Remarks at Friedman Conference 2018

Super funds underwrite super unions

Industry super funds have made Australia’s trade unions our own only mega rich US-style PAC or political action committee.  

Unions sit on assets of more than $1.5 billion, thanks in part to industry super funds which have gifted $60 millions to unions in the past decade. 

Union controlled industry funds are another example of the financial services sector having more than its fair share of rattlesnakes in the cupboard. 

The last few months have revealed, however, how many of us (myself included) got it wrong on a Royal Commission. The testimony on financial advice has been truly shocking. 

Soon the Royal Commission will begin examining the superannuation sector. 

I make three points in the lead up to these hearings. 

1.    Secret industry fund payments to unions are as shady as banks and insurers charging dead people for financial advice;

2.    Australian Electoral Commission (AEC) figures show payments from industry funds to unions will balloon to $22 million each year within a decade; and 

3.    How the Royal Commission (and the Senate) can fix it.

SECRET PAYMENTS 

First, failing to disclose the $60 million in industry fund payments to unions and what these payments are for in annual reports or on websites is as opaque as it gets. 

This information is actively concealed from unwitting savers.

Superannuation is compulsory and most Australians do not select a fund of choice.

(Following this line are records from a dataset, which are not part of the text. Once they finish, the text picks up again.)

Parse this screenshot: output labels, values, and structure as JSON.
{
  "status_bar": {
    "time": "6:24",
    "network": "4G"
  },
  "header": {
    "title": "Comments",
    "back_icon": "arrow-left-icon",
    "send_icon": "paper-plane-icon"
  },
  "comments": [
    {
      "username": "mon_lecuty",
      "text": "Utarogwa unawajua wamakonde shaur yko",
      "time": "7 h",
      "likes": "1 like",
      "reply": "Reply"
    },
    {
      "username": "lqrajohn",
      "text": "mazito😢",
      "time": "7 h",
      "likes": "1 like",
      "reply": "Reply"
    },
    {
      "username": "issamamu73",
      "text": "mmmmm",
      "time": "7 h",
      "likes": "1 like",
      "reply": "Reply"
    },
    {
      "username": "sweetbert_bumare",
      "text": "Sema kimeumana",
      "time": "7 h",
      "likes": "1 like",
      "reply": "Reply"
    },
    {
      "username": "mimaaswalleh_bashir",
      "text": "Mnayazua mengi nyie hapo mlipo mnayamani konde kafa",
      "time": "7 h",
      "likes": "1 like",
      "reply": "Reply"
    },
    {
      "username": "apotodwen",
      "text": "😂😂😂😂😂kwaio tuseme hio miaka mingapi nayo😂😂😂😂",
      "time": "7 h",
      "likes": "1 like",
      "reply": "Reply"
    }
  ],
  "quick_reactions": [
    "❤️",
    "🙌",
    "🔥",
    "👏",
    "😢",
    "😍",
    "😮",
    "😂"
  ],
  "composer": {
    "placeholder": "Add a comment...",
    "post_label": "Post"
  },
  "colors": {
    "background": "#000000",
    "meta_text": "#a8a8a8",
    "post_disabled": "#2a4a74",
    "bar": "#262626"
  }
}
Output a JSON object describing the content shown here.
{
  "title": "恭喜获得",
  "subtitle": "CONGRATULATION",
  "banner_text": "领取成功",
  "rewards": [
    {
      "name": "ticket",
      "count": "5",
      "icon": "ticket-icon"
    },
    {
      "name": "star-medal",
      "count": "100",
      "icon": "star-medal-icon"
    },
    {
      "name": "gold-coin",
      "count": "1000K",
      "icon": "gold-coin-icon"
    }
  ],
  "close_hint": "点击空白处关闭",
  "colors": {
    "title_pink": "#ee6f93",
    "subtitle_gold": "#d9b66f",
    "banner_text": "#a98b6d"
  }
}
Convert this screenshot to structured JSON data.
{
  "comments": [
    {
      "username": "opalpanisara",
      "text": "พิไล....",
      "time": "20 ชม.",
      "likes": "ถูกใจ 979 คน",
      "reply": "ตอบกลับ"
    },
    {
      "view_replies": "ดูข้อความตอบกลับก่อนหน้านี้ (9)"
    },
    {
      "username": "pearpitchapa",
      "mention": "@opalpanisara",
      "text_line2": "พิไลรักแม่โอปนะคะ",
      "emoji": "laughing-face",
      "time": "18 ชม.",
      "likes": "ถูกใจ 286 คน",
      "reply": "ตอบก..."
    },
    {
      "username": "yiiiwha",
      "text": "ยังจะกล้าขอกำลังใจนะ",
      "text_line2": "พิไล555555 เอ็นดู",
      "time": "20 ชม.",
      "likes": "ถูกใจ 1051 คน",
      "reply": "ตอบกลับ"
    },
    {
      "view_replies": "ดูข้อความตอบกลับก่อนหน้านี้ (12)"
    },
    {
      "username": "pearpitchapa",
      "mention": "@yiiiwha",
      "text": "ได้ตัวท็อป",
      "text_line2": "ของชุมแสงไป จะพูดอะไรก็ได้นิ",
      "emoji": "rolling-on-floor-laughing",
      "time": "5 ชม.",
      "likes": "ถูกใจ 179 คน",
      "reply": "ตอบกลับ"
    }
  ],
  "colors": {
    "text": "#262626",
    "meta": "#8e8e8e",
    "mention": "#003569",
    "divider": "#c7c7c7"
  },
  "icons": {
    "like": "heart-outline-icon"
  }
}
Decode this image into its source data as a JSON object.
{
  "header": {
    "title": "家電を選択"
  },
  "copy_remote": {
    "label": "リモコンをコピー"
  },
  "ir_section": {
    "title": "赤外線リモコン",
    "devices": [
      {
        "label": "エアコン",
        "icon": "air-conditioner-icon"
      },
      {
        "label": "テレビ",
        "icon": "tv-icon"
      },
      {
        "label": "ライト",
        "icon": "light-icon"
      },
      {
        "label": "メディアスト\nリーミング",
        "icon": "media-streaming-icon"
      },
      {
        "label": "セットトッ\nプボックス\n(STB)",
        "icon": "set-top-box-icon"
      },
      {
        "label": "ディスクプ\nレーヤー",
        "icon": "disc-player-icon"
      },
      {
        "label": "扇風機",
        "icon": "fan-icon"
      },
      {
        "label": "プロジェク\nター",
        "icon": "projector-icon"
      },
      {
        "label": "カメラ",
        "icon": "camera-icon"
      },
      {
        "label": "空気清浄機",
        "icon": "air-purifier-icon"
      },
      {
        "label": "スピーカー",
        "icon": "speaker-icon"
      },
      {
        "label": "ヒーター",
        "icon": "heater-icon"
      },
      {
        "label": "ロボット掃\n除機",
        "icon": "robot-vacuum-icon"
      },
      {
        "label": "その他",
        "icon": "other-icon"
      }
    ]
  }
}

Industry super funds have a monopoly on “default fund” selection through the Fair Work Commission where they receive $10 billion a year - guaranteed. 

With union membership at less than 15% of the workforce, most Australians have actively chosen not to support unions yet almost all of us are supporting kickbacks to union campaigns through payments from industry super. 

If people knew they were supporting the CFMEU, they would likely take their super elsewhere.

CFMEU boss John Setka said last week: 

“We get fantastic pay rises and good conditions for our members because we fight it outside the law. And if that sometimes brings us on the wrong side of a bad law - and there [are] bad laws - then so be it."

It is the hard-working non-unionised, law abiding workers who are automatically signed up to funds like CBUS that are paying the CFMEU’s $15m legal bill for breaking our laws.

UNION TYCOONS GETTING RICHER 

Second, the latest AEC figures including 2016/17 show another $6 million was paid in this year from industry super funds to unions. This new data brings the total amount paid to almost $60 million over the 11 years reporting to the AEC has been required under law. 

At the current growth rate, payments are on track to hit $22 million per annum within the next decade. If you are a member of an industry superannuation fund, every cent of these payments is taken directly from your retirement savings. 

By far the largest beneficiary of union fund largess is the law-breaking CFMEU, which has benefited to the tune of over $13 million. 

Industry funds Host Plus, LUCRF and TWU Super have been particularly generous, each paying various unions between $7-8 million each, and even Australian Super, has paid unions almost $5 million.

Perhaps of greatest concern are the opaque payments coming out of the elusively named Industry Super Holdings (ISH), which is a wholly owned industry fund conglomerate. 

ISH companies paid unions an additional $5 million since 2006, including a range of large ‘once off’ payments, such as $1.1 million to the AMWU in 2015-16, and another $900 000 to the same union the year before. 

What is this money for? Union appointed directors have never been asked to justify the payments and demonstrate they are not consumer rip offs.

The ACTU has set the standard against which industry fund directors and CEOs will be judged in the upcoming superannuation hearings. 

The ACTU gleefully welcomed the resignation of AMP’s CEO as a suitable punishment for ‘swindling thousands of Australians out of their hard-earned money.’ 

This is a standard which should be applied broadly. But we shouldn’t hold our breath. 

The world class hypocrites in the union movement demand companies they invest in have a majority of independent directors. Yet they decline to adopt the same standard. 

Equally, despite being obsessed with tax, unions invest in tax havens such as Guernsey.  

WHAT MUST BE DONE

Third, the Royal Commission must make it clear the Senate must urgently pass laws to improve superannuation governance and transparency. 

At a minimum, payments from super funds to political organisations should be fully disclosed in annual reports and available online.  

People should be able to see how much of their retirement savings has been given away by their industry superannuation fund to trade unions.

To get the facts into the public domain I have established a new searchable portal to present the data on the siphoning of retirement savings to unions: www.andrewbragg.com/supercheck.  

The new tool allows you identify just how much of people’s retirement savings each super fund has paid to each trade union over the past 11 years based on AEC data. 

The only reason these figures have come to light is through manual fusing of spreadsheets from the AEC.  

Until a higher standard of transparency is required under law this database will deliver transparency to working Australians.